→ **Problem details**
Your answer should be an exact copy of the lines from the one containing "What data populates" through the last line of the records below, without any pictures.

→ **Data for this task**
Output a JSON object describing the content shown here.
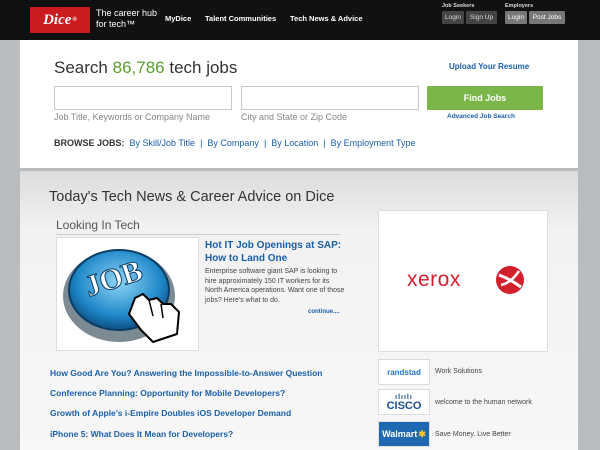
{
  "header": {
    "logo": "Dice",
    "tagline": "The career hub for tech™",
    "nav": [
      "MyDice",
      "Talent Communities",
      "Tech News & Advice"
    ],
    "job_seekers": {
      "label": "Job Seekers",
      "login": "Login",
      "signup": "Sign Up"
    },
    "employers": {
      "label": "Employers",
      "login": "Login",
      "post_jobs": "Post Jobs"
    }
  },
  "search": {
    "title_prefix": "Search",
    "count": "86,786",
    "title_suffix": "tech jobs",
    "upload_resume": "Upload Your Resume",
    "keyword_hint": "Job Title, Keywords or Company Name",
    "location_hint": "City and State or Zip Code",
    "find_button": "Find Jobs",
    "advanced": "Advanced Job Search",
    "browse_label": "BROWSE JOBS:",
    "browse_links": [
      "By Skill/Job Title",
      "By Company",
      "By Location",
      "By Employment Type"
    ]
  },
  "news": {
    "title": "Today's Tech News & Career Advice on Dice",
    "section": "Looking In Tech",
    "image_label": "JOB",
    "featured_title": "Hot IT Job Openings at SAP: How to Land One",
    "featured_body": "Enterprise software giant SAP is looking to hire approximately 150 IT workers for its North America operations. Want one of those jobs? Here's what to do.",
    "continue": "continue....",
    "headlines": [
      "How Good Are You? Answering the Impossible-to-Answer Question",
      "Conference Planning: Opportunity for Mobile Developers?",
      "Growth of Apple's i-Empire Doubles iOS Developer Demand",
      "iPhone 5: What Does It Mean for Developers?"
    ]
  },
  "ads": {
    "main": "xerox",
    "sponsors": [
      {
        "logo": "randstad",
        "tagline": "Work Solutions"
      },
      {
        "logo": "CISCO",
        "tagline": "welcome to the human network"
      },
      {
        "logo": "Walmart",
        "tagline": "Save Money. Live Better"
      }
    ]
  },
  "colors": {
    "brand_red": "#cc1b1f",
    "accent_green": "#7ab648",
    "link_blue": "#1a5fa8"
  }
}
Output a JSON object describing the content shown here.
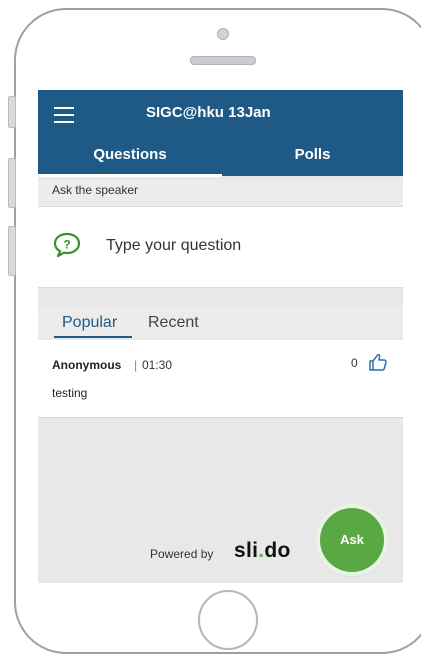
{
  "header": {
    "title": "SIGC@hku 13Jan",
    "tabs": [
      {
        "label": "Questions",
        "active": true
      },
      {
        "label": "Polls",
        "active": false
      }
    ]
  },
  "ask": {
    "section_label": "Ask the speaker",
    "placeholder": "Type your question",
    "icon": "question-bubble-icon"
  },
  "sort": {
    "tabs": [
      {
        "label": "Popular",
        "active": true
      },
      {
        "label": "Recent",
        "active": false
      }
    ]
  },
  "questions": [
    {
      "author": "Anonymous",
      "separator": "|",
      "time": "01:30",
      "votes": "0",
      "text": "testing"
    }
  ],
  "footer": {
    "powered_by": "Powered by",
    "brand": "slido",
    "brand_a": "sli",
    "brand_dot": ".",
    "brand_b": "do"
  },
  "ask_button": {
    "label": "Ask"
  },
  "colors": {
    "header": "#1e5a85",
    "accent_green": "#5aa843"
  }
}
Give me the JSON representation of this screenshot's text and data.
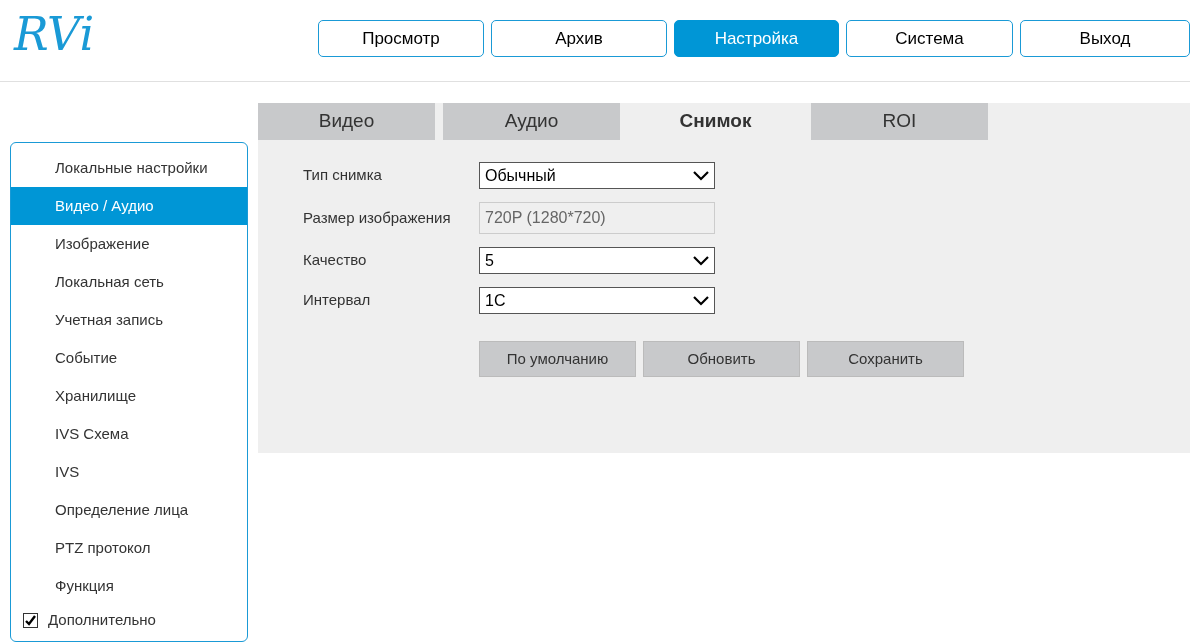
{
  "logo": "RVi",
  "nav": [
    {
      "label": "Просмотр",
      "selected": false
    },
    {
      "label": "Архив",
      "selected": false
    },
    {
      "label": "Настройка",
      "selected": true
    },
    {
      "label": "Система",
      "selected": false
    },
    {
      "label": "Выход",
      "selected": false
    }
  ],
  "sidebar": {
    "items": [
      {
        "label": "Локальные настройки",
        "selected": false
      },
      {
        "label": "Видео / Аудио",
        "selected": true
      },
      {
        "label": "Изображение",
        "selected": false
      },
      {
        "label": "Локальная сеть",
        "selected": false
      },
      {
        "label": "Учетная запись",
        "selected": false
      },
      {
        "label": "Событие",
        "selected": false
      },
      {
        "label": "Хранилище",
        "selected": false
      },
      {
        "label": "IVS Схема",
        "selected": false
      },
      {
        "label": "IVS",
        "selected": false
      },
      {
        "label": "Определение лица",
        "selected": false
      },
      {
        "label": "PTZ протокол",
        "selected": false
      },
      {
        "label": "Функция",
        "selected": false
      }
    ],
    "advanced": {
      "label": "Дополнительно",
      "checked": true
    }
  },
  "tabs": [
    {
      "label": "Видео",
      "selected": false
    },
    {
      "label": "Аудио",
      "selected": false
    },
    {
      "label": "Снимок",
      "selected": true
    },
    {
      "label": "ROI",
      "selected": false
    }
  ],
  "form": [
    {
      "label": "Тип снимка",
      "kind": "dropdown",
      "value": "Обычный"
    },
    {
      "label": "Размер изображения",
      "kind": "readonly",
      "value": "720P (1280*720)"
    },
    {
      "label": "Качество",
      "kind": "dropdown",
      "value": "5"
    },
    {
      "label": "Интервал",
      "kind": "dropdown",
      "value": "1С"
    }
  ],
  "buttons": [
    "По умолчанию",
    "Обновить",
    "Сохранить"
  ]
}
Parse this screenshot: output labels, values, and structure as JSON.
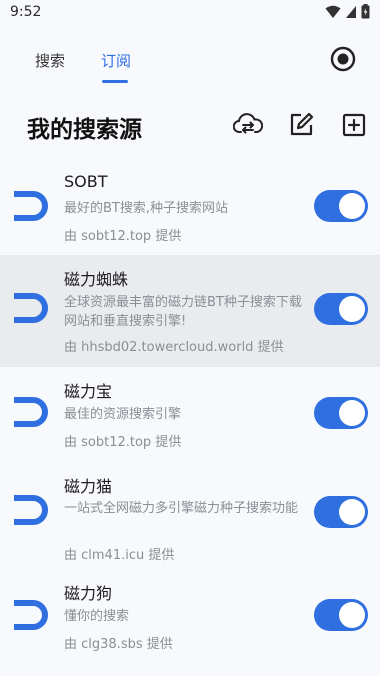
{
  "status": {
    "time": "9:52"
  },
  "tabs": [
    {
      "label": "搜索"
    },
    {
      "label": "订阅"
    }
  ],
  "page": {
    "title": "我的搜索源"
  },
  "colors": {
    "accent": "#2f6fe0",
    "text_secondary": "#8b8e94",
    "highlight_row": "#e9ebef"
  },
  "sources": [
    {
      "name": "SOBT",
      "desc": "最好的BT搜索,种子搜索网站",
      "provider": "由 sobt12.top 提供",
      "enabled": true
    },
    {
      "name": "磁力蜘蛛",
      "desc": "全球资源最丰富的磁力链BT种子搜索下载网站和垂直搜索引擎!",
      "provider": "由 hhsbd02.towercloud.world 提供",
      "enabled": true
    },
    {
      "name": "磁力宝",
      "desc": "最佳的资源搜索引擎",
      "provider": "由 sobt12.top 提供",
      "enabled": true
    },
    {
      "name": "磁力猫",
      "desc": "一站式全网磁力多引擎磁力种子搜索功能",
      "provider": "由 clm41.icu 提供",
      "enabled": true
    },
    {
      "name": "磁力狗",
      "desc": "懂你的搜索",
      "provider": "由 clg38.sbs 提供",
      "enabled": true
    }
  ]
}
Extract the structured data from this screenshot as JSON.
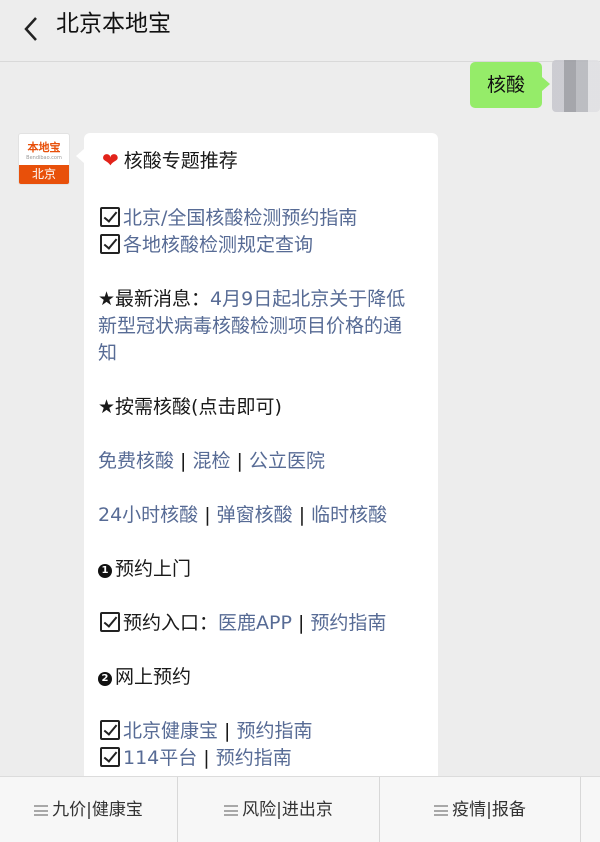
{
  "header": {
    "title": "北京本地宝"
  },
  "outgoing": {
    "text": "核酸"
  },
  "avatar": {
    "brand": "本地宝",
    "site": "Bendibao.com",
    "city": "北京"
  },
  "message": {
    "heading": "核酸专题推荐",
    "check1": "北京/全国核酸检测预约指南",
    "check2": "各地核酸检测规定查询",
    "news_prefix": "★最新消息：",
    "news_line1": "4月9日起北京关于降低",
    "news_line2": "新型冠状病毒核酸检测项目价格的通",
    "news_line3": "知",
    "ondemand": "★按需核酸(点击即可)",
    "row1": {
      "a": "免费核酸",
      "b": "混检",
      "c": "公立医院"
    },
    "row2": {
      "a": "24小时核酸",
      "b": "弹窗核酸",
      "c": "临时核酸"
    },
    "sep": " | ",
    "sec1_num": "1",
    "sec1_title": "预约上门",
    "entry_label": "预约入口：",
    "entry_app": "医鹿APP",
    "guide": "预约指南",
    "sec2_num": "2",
    "sec2_title": "网上预约",
    "online1": "北京健康宝",
    "online2": "114平台"
  },
  "menu": [
    {
      "label": "九价|健康宝"
    },
    {
      "label": "风险|进出京"
    },
    {
      "label": "疫情|报备"
    }
  ],
  "colors": {
    "link": "#576b95",
    "outgoing_bubble": "#95ec69",
    "brand": "#e8500a",
    "background": "#ededed"
  }
}
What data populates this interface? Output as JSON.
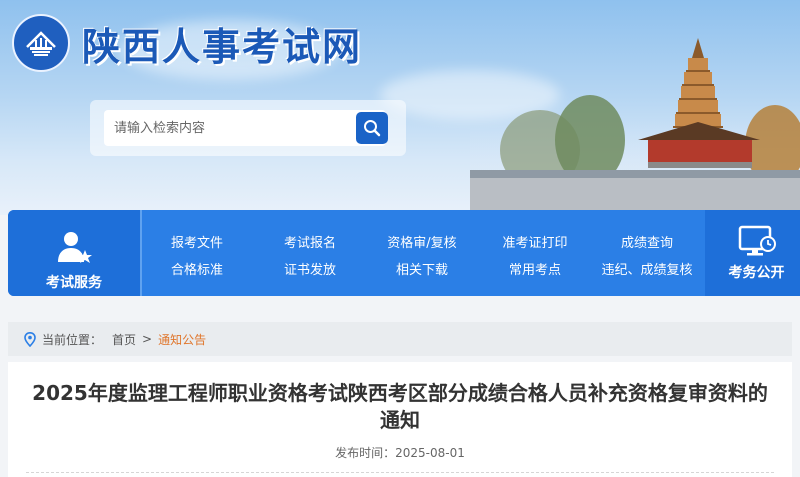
{
  "header": {
    "site_title": "陕西人事考试网",
    "search": {
      "placeholder": "请输入检索内容"
    }
  },
  "nav": {
    "left_label": "考试服务",
    "right_label": "考务公开",
    "links": [
      "报考文件",
      "考试报名",
      "资格审/复核",
      "准考证打印",
      "成绩查询",
      "合格标准",
      "证书发放",
      "相关下载",
      "常用考点",
      "违纪、成绩复核"
    ]
  },
  "breadcrumb": {
    "prefix": "当前位置：",
    "home": "首页",
    "separator": ">",
    "current": "通知公告"
  },
  "article": {
    "title": "2025年度监理工程师职业资格考试陕西考区部分成绩合格人员补充资格复审资料的通知",
    "publish_label": "发布时间：",
    "publish_date": "2025-08-01"
  },
  "colors": {
    "brand_blue": "#1b59b7",
    "nav_blue": "#2b7fe6",
    "breadcrumb_current": "#e0762c"
  }
}
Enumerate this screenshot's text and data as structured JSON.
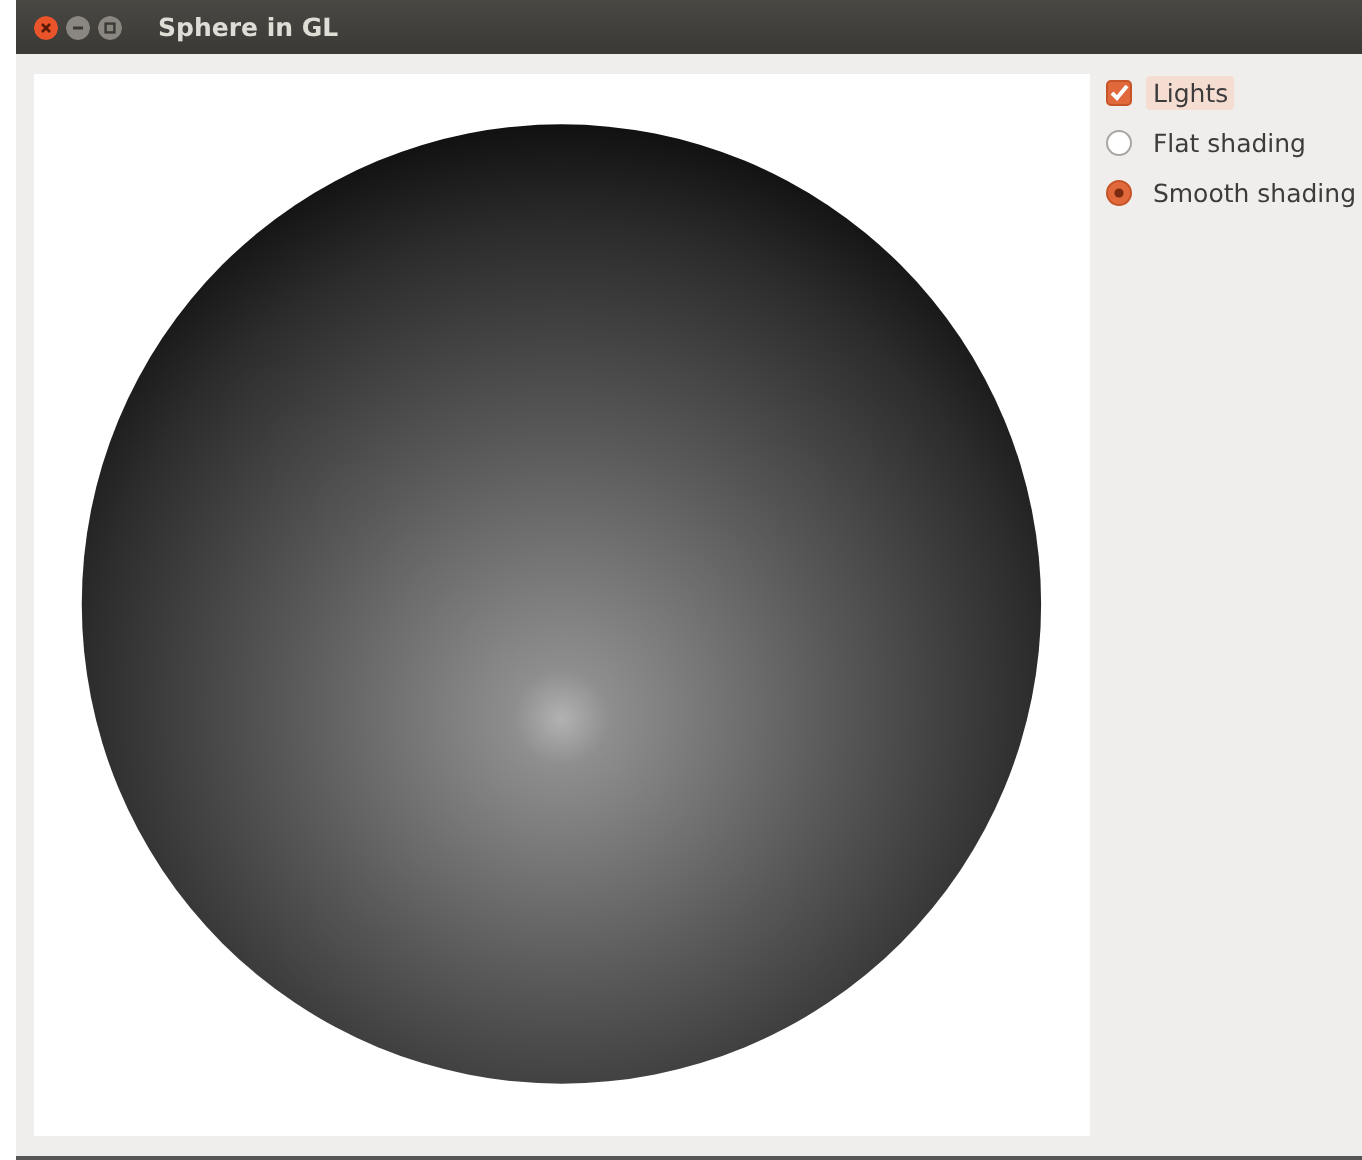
{
  "window": {
    "title": "Sphere in GL"
  },
  "options": [
    {
      "kind": "checkbox",
      "label": "Lights",
      "checked": true,
      "focused": true
    },
    {
      "kind": "radio",
      "label": "Flat shading",
      "selected": false,
      "focused": false
    },
    {
      "kind": "radio",
      "label": "Smooth shading",
      "selected": true,
      "focused": false
    }
  ]
}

→ **Response area**
What data populates this interface? Output as JSON.
{
  "header": {
    "site_title": "陕西人事考试网",
    "search": {
      "placeholder": "请输入检索内容"
    }
  },
  "nav": {
    "left_label": "考试服务",
    "right_label": "考务公开",
    "links": [
      "报考文件",
      "考试报名",
      "资格审/复核",
      "准考证打印",
      "成绩查询",
      "合格标准",
      "证书发放",
      "相关下载",
      "常用考点",
      "违纪、成绩复核"
    ]
  },
  "breadcrumb": {
    "prefix": "当前位置：",
    "home": "首页",
    "separator": ">",
    "current": "通知公告"
  },
  "article": {
    "title": "2025年度监理工程师职业资格考试陕西考区部分成绩合格人员补充资格复审资料的通知",
    "publish_label": "发布时间：",
    "publish_date": "2025-08-01"
  },
  "colors": {
    "brand_blue": "#1b59b7",
    "nav_blue": "#2b7fe6",
    "breadcrumb_current": "#e0762c"
  }
}
Enumerate this screenshot's text and data as structured JSON.
{
  "window": {
    "title": "Sphere in GL"
  },
  "options": [
    {
      "kind": "checkbox",
      "label": "Lights",
      "checked": true,
      "focused": true
    },
    {
      "kind": "radio",
      "label": "Flat shading",
      "selected": false,
      "focused": false
    },
    {
      "kind": "radio",
      "label": "Smooth shading",
      "selected": true,
      "focused": false
    }
  ]
}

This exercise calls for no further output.